A body condition score is a number that’s assigned to specific cat body types, ranging from 1 to 9. A cat with body condition score of 1 would be considered very underweight, while a cat with a score of 9 would be considered very overweight. A cat with an ideal body type would score around a five.
How to Determine a Cat’s Body Condition Score
In order to get the most accurate Body Condition Score, get your cat evaluated by a trained veterinarian. However, you can attempt to get a rough estimate of your cat’s score by following the procedure below.
Before the exam begins, make sure your cat is relaxed. Pet them and love on them before you begin the exam. Remember to intersperse this affection throughout the exam, too! After all, who wouldn’t want some comfort while getting their body checked out?
To begin the exam, give your cat a visual once-over. Evaluate your cat’s profile and try to get a good look at their stomach, limbs, and neutral stance. Then, get a view from overhead where you can see their waist and lower back. After you’ve had time to look them over, it’s time to get your hands furry.
Gently but firmly rub your hands along your cat’s ribs. Your cat’s rib cage should not be visible through their coat. If you notice rib bones sticking out without applying additional pressure, your cat’s weight is probably too low.
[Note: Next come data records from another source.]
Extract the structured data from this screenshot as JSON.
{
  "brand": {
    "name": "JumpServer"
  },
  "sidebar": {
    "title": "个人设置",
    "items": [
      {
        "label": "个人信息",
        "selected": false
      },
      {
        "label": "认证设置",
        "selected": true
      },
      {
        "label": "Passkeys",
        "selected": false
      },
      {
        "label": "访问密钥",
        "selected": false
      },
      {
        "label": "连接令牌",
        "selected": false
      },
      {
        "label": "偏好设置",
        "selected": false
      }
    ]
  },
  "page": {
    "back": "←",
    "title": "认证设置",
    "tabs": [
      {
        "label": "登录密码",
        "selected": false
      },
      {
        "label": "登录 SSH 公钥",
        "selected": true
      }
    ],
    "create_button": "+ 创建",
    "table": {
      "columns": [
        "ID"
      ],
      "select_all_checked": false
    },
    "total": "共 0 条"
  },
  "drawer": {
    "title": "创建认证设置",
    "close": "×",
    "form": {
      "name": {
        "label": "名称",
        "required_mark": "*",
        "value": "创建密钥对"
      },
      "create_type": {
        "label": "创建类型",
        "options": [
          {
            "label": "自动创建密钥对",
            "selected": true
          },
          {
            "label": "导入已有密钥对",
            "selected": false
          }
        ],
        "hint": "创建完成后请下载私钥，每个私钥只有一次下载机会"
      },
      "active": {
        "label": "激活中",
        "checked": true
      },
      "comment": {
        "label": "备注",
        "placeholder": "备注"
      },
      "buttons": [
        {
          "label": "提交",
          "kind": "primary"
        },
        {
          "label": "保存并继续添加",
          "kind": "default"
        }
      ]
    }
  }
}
However, if you have a difficult time feeling their ribs even after applying pressure, your cat may be too heavy.
Next, move your hands toward their waist. Be careful: cats are often sensitive in this area! You should be able to make out an hourglass shape as you work your way down their waist. If, instead of feeling an hourglass you feel something more akin to a cat shaped blob, your cat may be overweight.
Finally, you’ll want to feel your cat’s stomach. A cat who is of normal weight will have a stomach that makes a straight line with their hips. If your cat has something of a small, sagging bit of skin that hangs, don’t worry; that’s just their paunch. Most cats have one! Just be sure it doesn’t drag on the floor when they walk!
Once you’ve completed the above steps, you should be able to roughly determine your cat’s body condition score. If you came away from the exam thinking, “Man, my cat sure is bony!” then your cat may score between 1 and 4 and they may be underweight. On the flip side, if you walked away thinking “Maybe I should stop feeding Whiskers so much popcorn…” your cat may have a score that’s greater than 5 and they may be overweight.
You can take a look at each of the Body Condition Scores and their descriptions here.
How Often Should I Feed My Cat?
You must feed your cat every day. It’s generally recommended to split your cat’s daily food consumption between two meals that occur at the same times each day.
While it may seem like a pain to spend time learning the best times of day to feed your cat, it’s worth it. Establishing a feeding schedule provides your cat with feelings of stability and predictability. By providing this constant for them, your cat may have an easier time coping with changes in the house.
A predictable feeding schedule can be especially helpful when you’re trying to get your cat to eat new foods, as it conditions them to be hungry at the same time every day. What better motivator is there to try food than being super hungry?
Ultimately, however, the time of day they eat matters much less to your cat’s overall health than how much they eat at each meal.